── SUPPLIED MATERIAL

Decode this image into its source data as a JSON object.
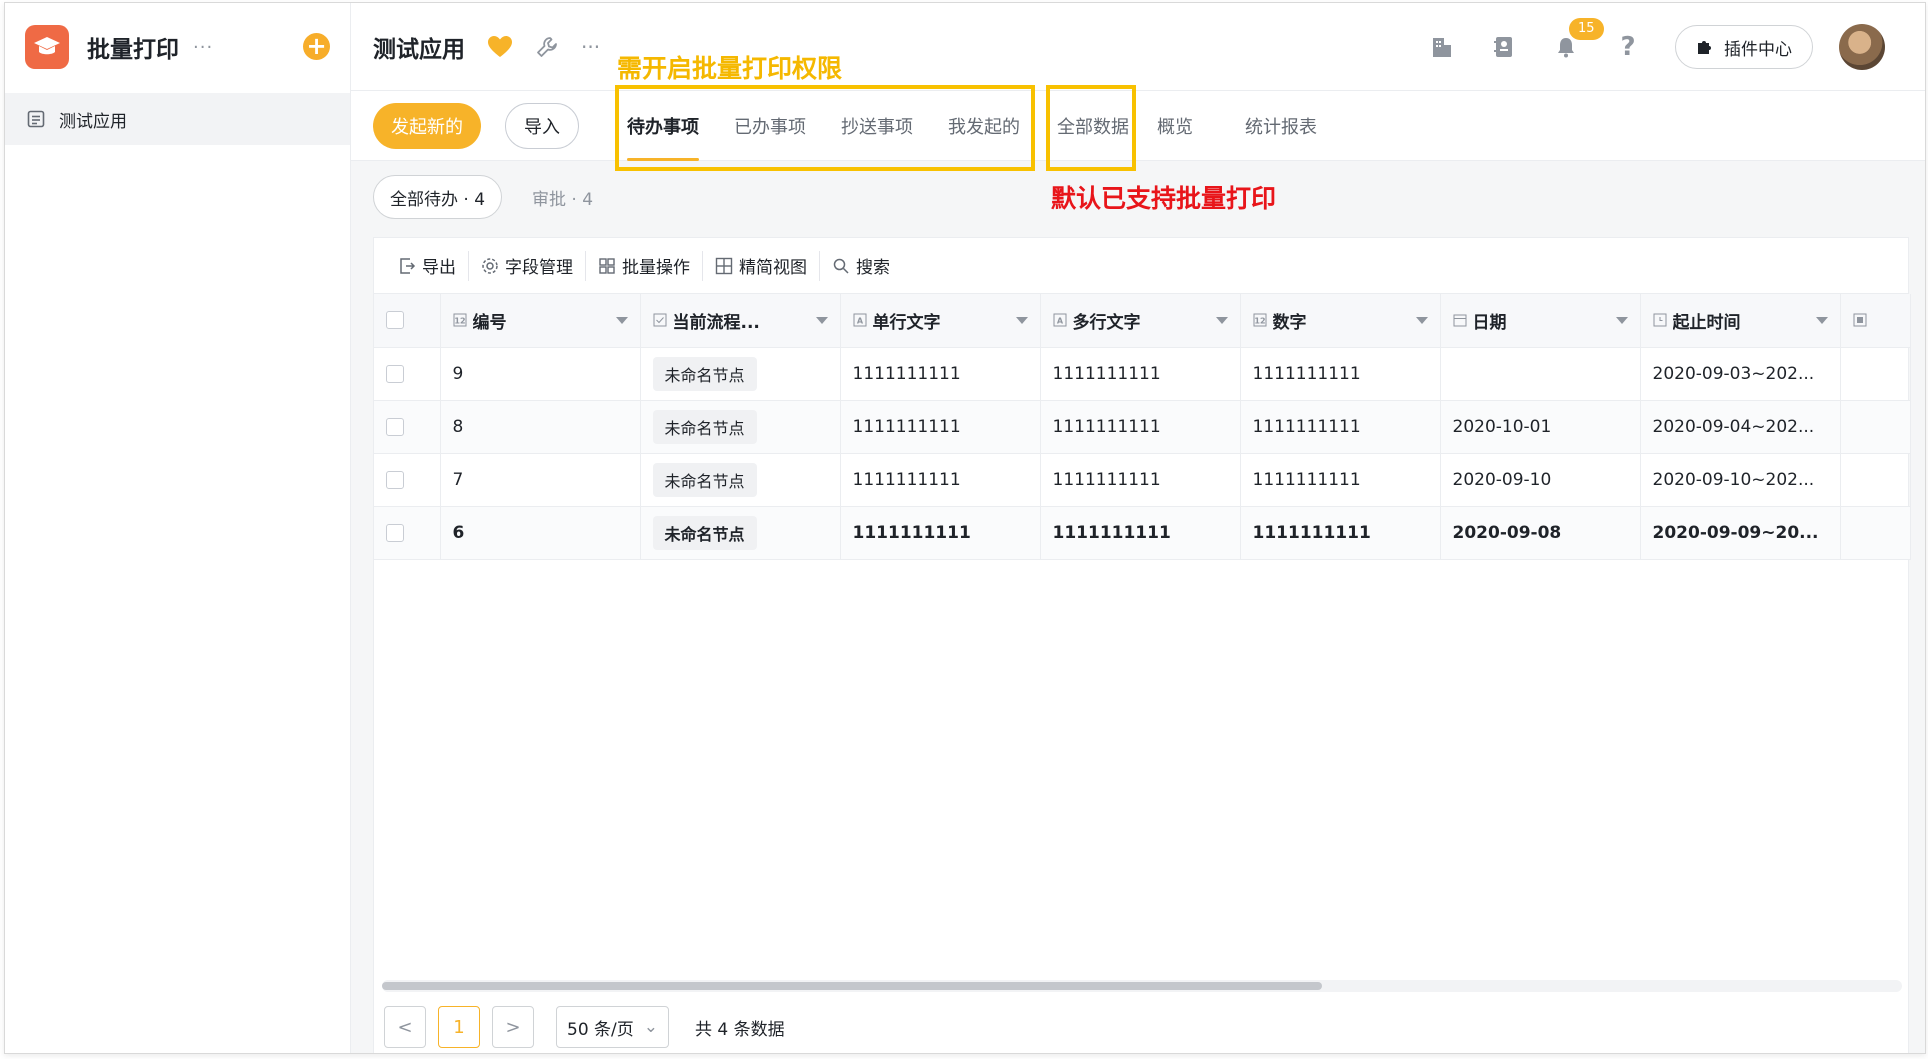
{
  "sidebar": {
    "app_title": "批量打印",
    "more_label": "···",
    "items": [
      {
        "label": "测试应用"
      }
    ]
  },
  "header": {
    "app_name": "测试应用",
    "more_label": "···",
    "notification_count": "15",
    "plugin_label": "插件中心"
  },
  "toolbar": {
    "create_label": "发起新的",
    "import_label": "导入",
    "tabs": [
      {
        "label": "待办事项"
      },
      {
        "label": "已办事项"
      },
      {
        "label": "抄送事项"
      },
      {
        "label": "我发起的"
      },
      {
        "label": "全部数据"
      },
      {
        "label": "概览"
      },
      {
        "label": "统计报表"
      }
    ]
  },
  "annotations": {
    "batch_permission": "需开启批量打印权限",
    "default_supported": "默认已支持批量打印"
  },
  "filters": {
    "all_pending": "全部待办 · 4",
    "approval": "审批 · 4"
  },
  "table_toolbar": {
    "export": "导出",
    "fields": "字段管理",
    "batch": "批量操作",
    "compact_view": "精简视图",
    "search": "搜索"
  },
  "columns": [
    "编号",
    "当前流程...",
    "单行文字",
    "多行文字",
    "数字",
    "日期",
    "起止时间"
  ],
  "rows": [
    {
      "id": "9",
      "node": "未命名节点",
      "single": "1111111111",
      "multi": "1111111111",
      "number": "1111111111",
      "date": "",
      "range": "2020-09-03~202..."
    },
    {
      "id": "8",
      "node": "未命名节点",
      "single": "1111111111",
      "multi": "1111111111",
      "number": "1111111111",
      "date": "2020-10-01",
      "range": "2020-09-04~202..."
    },
    {
      "id": "7",
      "node": "未命名节点",
      "single": "1111111111",
      "multi": "1111111111",
      "number": "1111111111",
      "date": "2020-09-10",
      "range": "2020-09-10~202..."
    },
    {
      "id": "6",
      "node": "未命名节点",
      "single": "1111111111",
      "multi": "1111111111",
      "number": "1111111111",
      "date": "2020-09-08",
      "range": "2020-09-09~20..."
    }
  ],
  "pager": {
    "prev": "<",
    "current": "1",
    "next": ">",
    "page_size": "50 条/页",
    "total": "共 4 条数据"
  },
  "colors": {
    "accent": "#f7b329",
    "annotation_yellow": "#f5b800",
    "annotation_red": "#e8151a"
  }
}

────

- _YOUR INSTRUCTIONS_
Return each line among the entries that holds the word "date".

- _EXERCISE OUTPUT_
      "date": "",
      "date": "2020-10-01",
      "date": "2020-09-10",
      "date": "2020-09-08",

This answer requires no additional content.